I knew our sergeant was in trouble when it came the day for rifle training. We were all issued M-1s, which must have weighed about 10 pounds apiece. The heavy, clumsy rifles were a long way from the sleek Remington .22 caliber that I was fond of using. The Army issued rifles felt like clubs in the hands of my fellow cadets.
We tried learning to march and pivot without tearing each other’s heads and I must admit that my high school experience in marching band really paid off on that ROTC parade floor. I was doing reverse pivots, oblique march and guide right with the best of them. I noticed my sergeant was not yelling at me as much as he was the other cadets. Sergeant Major told me he might even promote me for my expertise. I didn’t know if that was a good thing or not.
Then we came to the exercises using the rifle. We were taught port arms, order arms, at rest and other maneuvers I can’t remember. But I do remember having to open the bolt of the rifle with one hand and putting your fingers down inside the bolt to release the action.
It was a tricky job to get your fingers out of the rifle without having your thumb come out looking like a swollen red turnip. Blood could be seen scattered across the gym floor as those less accomplished than I mistimed their rifle release. I remember seeing a number of purple thumbnails at the snooker table after that exercise.
But, all good things must end and it ended up the same way with me, ROTC and the Army. My elevated blood pressure eliminated me from continuing on to advance ROTC and I can’t really say I was dismayed about not being promoted. I never really wanted to tour Vietnam anyway.

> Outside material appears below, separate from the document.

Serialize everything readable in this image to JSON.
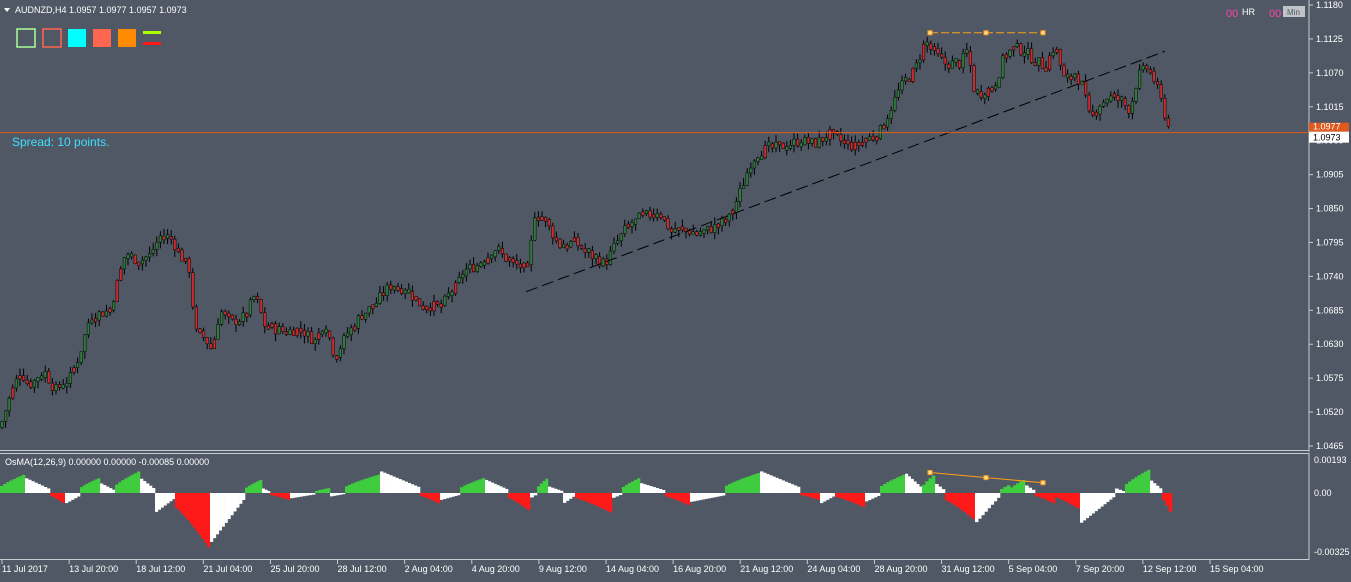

And, I’m happy to say that our beloved sergeant major finally got his wish and got shipped back for his third tour of duty. When his plane left the ground in Brookings and he gazed down at that ROTC armory with a bunch of college kids marching in the front door, I’d bet a big smile crossed his ruddy face.
See you next time. Okay?